- She also describes John’s passion for Jesus, right from his rushing to the grave, his continual years of work despite all the disciples being martyred, his years of obscurity, the persecution of the church and even his exile to the island of Patmos “because of the word of God and the testimony of Jesus.” (Rev 1:9) Church tradition believes that the Romans tried to kill John, but banished him to the island when they could not succeed. Years had prepared John for the ultimate revelation given to a child of God who was suitably humble and ready to receive this revelation. This Revelation is now both the hope of the body of Christ and the warning to all the nations of judgement. Going through The Son of Thunder’s writings in the New Testament scene-by-scene, made me understand so much more than before as to why and how his writings evolved.
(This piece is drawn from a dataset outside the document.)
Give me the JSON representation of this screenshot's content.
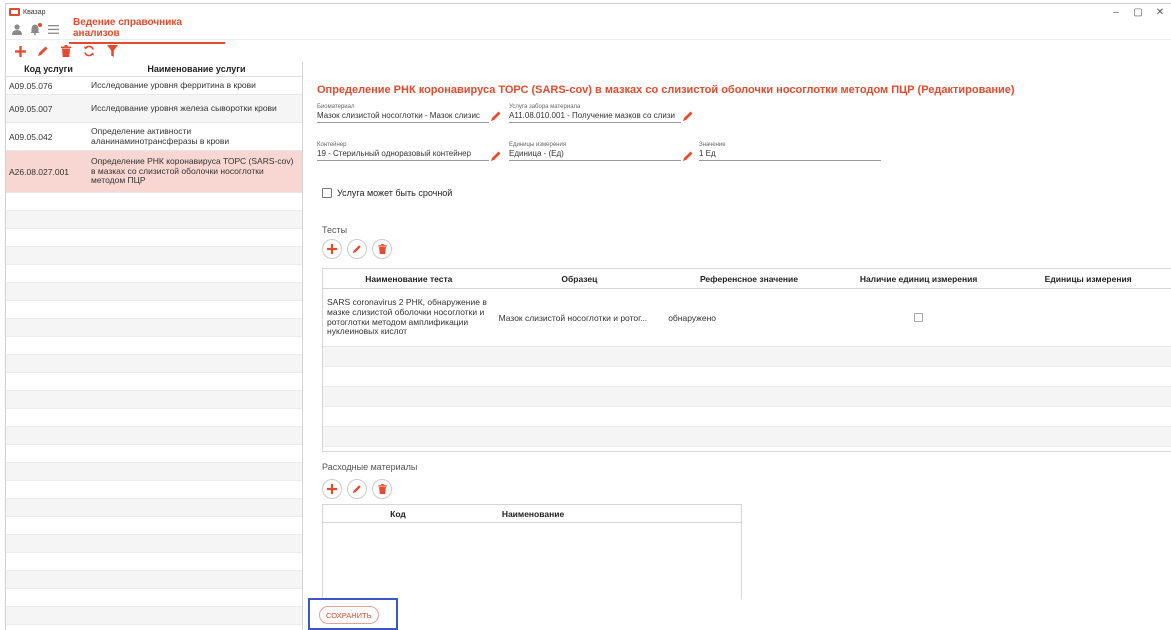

Finally, I enjoyed Moore’s explanation and insights on the seven cities and churches in Revelation and how they relate to us individually today. I think this would be a wonderful book to take along on a trip to Turkey, Ephesus and Patmos. It was interesting for me to realise that one would travel on a Roman road in a circular motion to visit all of these cities, starting in Ephesus and finishing in Laodicea. This is a great book to read alongside the book of Revelation as I found that Moore focused on a positive message for believers to remember and not just a focus on the wrath of God and the rule of the beasts.
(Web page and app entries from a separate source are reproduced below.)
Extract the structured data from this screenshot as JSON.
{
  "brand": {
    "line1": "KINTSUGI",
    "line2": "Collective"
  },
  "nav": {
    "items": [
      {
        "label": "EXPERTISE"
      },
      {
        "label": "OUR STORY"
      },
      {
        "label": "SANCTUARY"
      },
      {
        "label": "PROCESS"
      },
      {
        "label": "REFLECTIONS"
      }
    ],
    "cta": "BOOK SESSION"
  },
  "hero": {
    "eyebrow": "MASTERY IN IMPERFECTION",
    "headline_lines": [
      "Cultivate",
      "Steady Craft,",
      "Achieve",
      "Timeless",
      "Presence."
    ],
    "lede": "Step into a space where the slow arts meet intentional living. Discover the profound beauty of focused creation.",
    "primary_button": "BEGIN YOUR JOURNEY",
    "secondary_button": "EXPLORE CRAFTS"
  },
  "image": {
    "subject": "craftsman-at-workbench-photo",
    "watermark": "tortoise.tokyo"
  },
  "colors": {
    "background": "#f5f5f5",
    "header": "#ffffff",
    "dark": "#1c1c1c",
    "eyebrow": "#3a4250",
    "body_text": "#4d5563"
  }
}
I particularly found her insights on the Lord described as the Lamb throughout Revelation and the Wedding of the Lamb encouraging to my heart, particularly as so much of literature on Revelation is focused on the devastation of the end times. I think we as believers often get focused on what we will need to live through, rather than what we have to live for.
I think this would be a great book to do in a small study group together as it offers insight into books of the bible, encourages wider research and opens up the floor for many discussions and life application.
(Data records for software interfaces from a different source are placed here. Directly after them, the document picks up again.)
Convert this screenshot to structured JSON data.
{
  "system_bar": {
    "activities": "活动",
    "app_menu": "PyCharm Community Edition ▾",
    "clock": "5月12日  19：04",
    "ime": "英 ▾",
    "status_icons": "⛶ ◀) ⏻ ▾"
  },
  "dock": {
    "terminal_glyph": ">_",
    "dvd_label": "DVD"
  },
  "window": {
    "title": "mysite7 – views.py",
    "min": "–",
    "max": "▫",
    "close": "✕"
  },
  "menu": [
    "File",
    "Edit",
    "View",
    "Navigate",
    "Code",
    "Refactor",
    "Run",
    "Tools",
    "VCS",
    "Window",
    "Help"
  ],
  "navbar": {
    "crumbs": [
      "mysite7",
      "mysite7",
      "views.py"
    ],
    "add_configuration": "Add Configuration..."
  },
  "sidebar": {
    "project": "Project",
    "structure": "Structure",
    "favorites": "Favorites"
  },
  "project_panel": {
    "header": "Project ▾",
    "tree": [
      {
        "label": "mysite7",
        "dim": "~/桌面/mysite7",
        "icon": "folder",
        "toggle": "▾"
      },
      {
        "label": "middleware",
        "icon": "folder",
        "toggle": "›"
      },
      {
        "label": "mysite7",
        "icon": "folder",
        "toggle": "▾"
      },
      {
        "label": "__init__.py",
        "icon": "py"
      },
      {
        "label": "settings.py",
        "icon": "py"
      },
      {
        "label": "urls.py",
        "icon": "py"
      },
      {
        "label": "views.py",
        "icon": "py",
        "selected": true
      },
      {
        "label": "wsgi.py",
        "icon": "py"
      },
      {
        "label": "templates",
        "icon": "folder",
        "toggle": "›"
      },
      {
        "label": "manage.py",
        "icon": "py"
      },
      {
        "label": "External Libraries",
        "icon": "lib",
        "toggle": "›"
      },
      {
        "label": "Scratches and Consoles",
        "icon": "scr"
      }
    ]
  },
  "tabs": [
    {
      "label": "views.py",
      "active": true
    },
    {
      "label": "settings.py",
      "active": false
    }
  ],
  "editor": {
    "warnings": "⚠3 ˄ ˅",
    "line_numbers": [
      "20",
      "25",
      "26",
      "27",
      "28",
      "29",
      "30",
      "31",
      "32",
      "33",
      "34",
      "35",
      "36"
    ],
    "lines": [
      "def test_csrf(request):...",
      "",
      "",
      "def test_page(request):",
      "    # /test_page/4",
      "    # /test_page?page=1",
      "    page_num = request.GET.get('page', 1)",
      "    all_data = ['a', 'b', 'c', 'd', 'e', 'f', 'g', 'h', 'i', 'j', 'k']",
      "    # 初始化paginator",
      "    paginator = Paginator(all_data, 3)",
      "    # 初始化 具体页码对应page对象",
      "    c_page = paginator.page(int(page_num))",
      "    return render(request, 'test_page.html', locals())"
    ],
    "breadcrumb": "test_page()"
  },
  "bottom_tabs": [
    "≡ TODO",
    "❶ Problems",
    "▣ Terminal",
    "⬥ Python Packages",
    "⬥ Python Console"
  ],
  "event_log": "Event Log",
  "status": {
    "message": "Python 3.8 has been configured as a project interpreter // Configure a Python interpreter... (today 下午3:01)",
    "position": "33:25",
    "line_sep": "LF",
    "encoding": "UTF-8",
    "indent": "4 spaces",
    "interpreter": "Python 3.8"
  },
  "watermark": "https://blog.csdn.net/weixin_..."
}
There are a few things however about the book that I found off-putting, but believe this is more Moore’s style of writing than any fault with the book itself. I don’t like being referred to as “beloved” all the time, but understand that Moore perhaps wanted to bring home that I am also “a beloved” of the Lord.
Moore also reminds us often about her personal trials, her imperfect life and that she is not perfect and at times I found her writing a little prescriptive in what I was to think and feel. There are also times when she tells us she is having a bad day while writing a passage or that she is standing up while she is typing that I did not particularly enjoy.
The book reads like journal entries on certain thoughts and being myself a great believer in journaling, felt that I was on a journey with Moore. She does explore concepts not directly related to John’s life in this journal method, but I still found these ramblings helpful and interesting.
I grabbed this book as an accompaniment to my bible reading and it turned out to be better than expected. The book enriched my understanding of familiar passages and heightened my awareness of many aspects of John’s life that I had not previously considered.
Below are the links to Kindle and Amazon.
I also made you a free downloadable poster of the key verse that stuck out for me while reading the book.